We may soon have a new option to promote for treating aortic stenosis.
Results of a new study published in the New England Journal of Medicine show that a new, non-surgical approach could give these high-risk patients a much better shot at living longer with fewer symptoms.
Heart specialists can now implant an artificial valve with a catheter and the whole procedure takes about 90 minutes, compared to an average of six hours for traditional surgery.
The prosthetic valve, made from pieces of a cow valve sewn to a metal frame, is positioned within the patient’s faulty valve, then expanded with a tiny balloon and fixed in place.
Some promising findings from the study:
• One year later, 69 percent of the patients who had the new procedure were still alive, compared to only 49 percent who had the traditional procedure.
• Three-quarters of people who received the new valve were free of cardiac symptoms, or had only mild symptoms, compared to only 42 percent of those who had the older therapy.
There were some negatives. For instance, patients who had the new procedure were more likely to have severe strokes and bleeding from the catheter site in the leg.

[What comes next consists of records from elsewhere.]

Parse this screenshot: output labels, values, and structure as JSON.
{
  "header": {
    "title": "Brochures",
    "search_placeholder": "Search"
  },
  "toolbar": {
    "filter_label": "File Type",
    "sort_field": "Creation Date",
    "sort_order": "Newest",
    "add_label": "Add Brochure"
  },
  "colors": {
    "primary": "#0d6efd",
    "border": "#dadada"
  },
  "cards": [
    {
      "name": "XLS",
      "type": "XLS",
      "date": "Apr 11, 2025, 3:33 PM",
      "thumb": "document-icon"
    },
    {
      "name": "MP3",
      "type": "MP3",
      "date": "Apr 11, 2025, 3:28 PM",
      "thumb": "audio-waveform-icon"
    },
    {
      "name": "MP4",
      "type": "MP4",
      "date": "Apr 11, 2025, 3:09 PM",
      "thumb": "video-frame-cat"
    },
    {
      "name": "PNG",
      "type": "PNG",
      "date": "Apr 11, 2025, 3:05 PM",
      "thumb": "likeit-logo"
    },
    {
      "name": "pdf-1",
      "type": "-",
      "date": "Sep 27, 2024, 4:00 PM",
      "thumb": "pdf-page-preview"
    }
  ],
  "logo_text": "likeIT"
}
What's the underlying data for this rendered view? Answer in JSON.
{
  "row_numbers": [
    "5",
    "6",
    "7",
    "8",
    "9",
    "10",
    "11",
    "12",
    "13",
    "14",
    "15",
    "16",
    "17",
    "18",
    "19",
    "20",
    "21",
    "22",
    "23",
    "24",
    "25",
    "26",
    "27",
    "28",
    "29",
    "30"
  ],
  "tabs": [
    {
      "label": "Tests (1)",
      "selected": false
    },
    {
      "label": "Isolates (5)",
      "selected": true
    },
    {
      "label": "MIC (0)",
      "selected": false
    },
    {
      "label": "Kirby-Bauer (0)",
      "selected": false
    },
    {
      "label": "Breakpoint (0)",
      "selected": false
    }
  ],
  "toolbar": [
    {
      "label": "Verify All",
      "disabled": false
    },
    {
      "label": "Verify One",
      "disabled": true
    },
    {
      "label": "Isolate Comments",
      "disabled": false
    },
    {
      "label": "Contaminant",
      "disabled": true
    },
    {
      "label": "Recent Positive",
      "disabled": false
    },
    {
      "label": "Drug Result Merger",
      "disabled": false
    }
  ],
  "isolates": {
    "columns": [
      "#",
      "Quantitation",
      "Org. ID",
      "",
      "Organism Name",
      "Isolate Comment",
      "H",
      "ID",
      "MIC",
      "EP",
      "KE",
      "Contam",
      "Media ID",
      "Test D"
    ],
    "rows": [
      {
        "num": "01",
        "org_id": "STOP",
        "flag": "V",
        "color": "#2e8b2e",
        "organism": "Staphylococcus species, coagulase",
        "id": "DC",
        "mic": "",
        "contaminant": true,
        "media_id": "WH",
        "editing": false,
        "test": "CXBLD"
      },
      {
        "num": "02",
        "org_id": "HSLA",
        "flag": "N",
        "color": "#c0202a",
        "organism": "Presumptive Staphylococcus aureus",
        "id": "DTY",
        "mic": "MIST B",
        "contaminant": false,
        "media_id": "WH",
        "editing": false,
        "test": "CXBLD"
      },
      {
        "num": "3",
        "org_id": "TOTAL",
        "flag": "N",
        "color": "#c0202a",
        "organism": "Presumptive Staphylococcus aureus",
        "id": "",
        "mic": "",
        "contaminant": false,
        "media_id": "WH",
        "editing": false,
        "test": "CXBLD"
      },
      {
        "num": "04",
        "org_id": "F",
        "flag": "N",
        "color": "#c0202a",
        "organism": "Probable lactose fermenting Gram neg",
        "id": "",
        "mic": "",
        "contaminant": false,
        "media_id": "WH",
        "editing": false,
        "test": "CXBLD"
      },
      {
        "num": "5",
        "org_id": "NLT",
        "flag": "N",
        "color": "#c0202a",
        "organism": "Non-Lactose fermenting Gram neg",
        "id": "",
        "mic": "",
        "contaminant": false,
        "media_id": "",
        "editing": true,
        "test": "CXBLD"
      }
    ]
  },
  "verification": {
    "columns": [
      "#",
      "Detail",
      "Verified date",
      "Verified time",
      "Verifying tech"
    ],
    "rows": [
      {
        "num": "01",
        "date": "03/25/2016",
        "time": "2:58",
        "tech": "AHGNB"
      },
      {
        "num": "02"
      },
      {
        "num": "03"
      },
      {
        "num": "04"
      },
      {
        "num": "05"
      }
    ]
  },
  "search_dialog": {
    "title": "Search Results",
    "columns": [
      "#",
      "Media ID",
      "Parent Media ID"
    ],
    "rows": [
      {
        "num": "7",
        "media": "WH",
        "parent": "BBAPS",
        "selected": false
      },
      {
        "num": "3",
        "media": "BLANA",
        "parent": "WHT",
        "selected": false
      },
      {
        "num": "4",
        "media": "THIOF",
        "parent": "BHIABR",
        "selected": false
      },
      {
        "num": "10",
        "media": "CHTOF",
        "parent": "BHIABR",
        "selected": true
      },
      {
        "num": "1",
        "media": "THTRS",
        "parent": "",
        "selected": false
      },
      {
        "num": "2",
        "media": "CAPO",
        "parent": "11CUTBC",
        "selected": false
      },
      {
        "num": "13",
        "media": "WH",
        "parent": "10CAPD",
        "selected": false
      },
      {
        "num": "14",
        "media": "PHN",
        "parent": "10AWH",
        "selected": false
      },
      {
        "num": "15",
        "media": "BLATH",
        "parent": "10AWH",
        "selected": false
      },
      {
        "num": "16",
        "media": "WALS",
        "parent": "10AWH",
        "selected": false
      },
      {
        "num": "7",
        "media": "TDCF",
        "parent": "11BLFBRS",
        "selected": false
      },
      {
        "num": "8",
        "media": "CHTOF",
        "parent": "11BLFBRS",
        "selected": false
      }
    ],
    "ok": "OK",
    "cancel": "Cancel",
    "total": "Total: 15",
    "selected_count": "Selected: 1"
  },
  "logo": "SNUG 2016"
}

While this new procedure is not yet approved by the FDA, with additional improvements, it may be a good alternative for many patients in the future.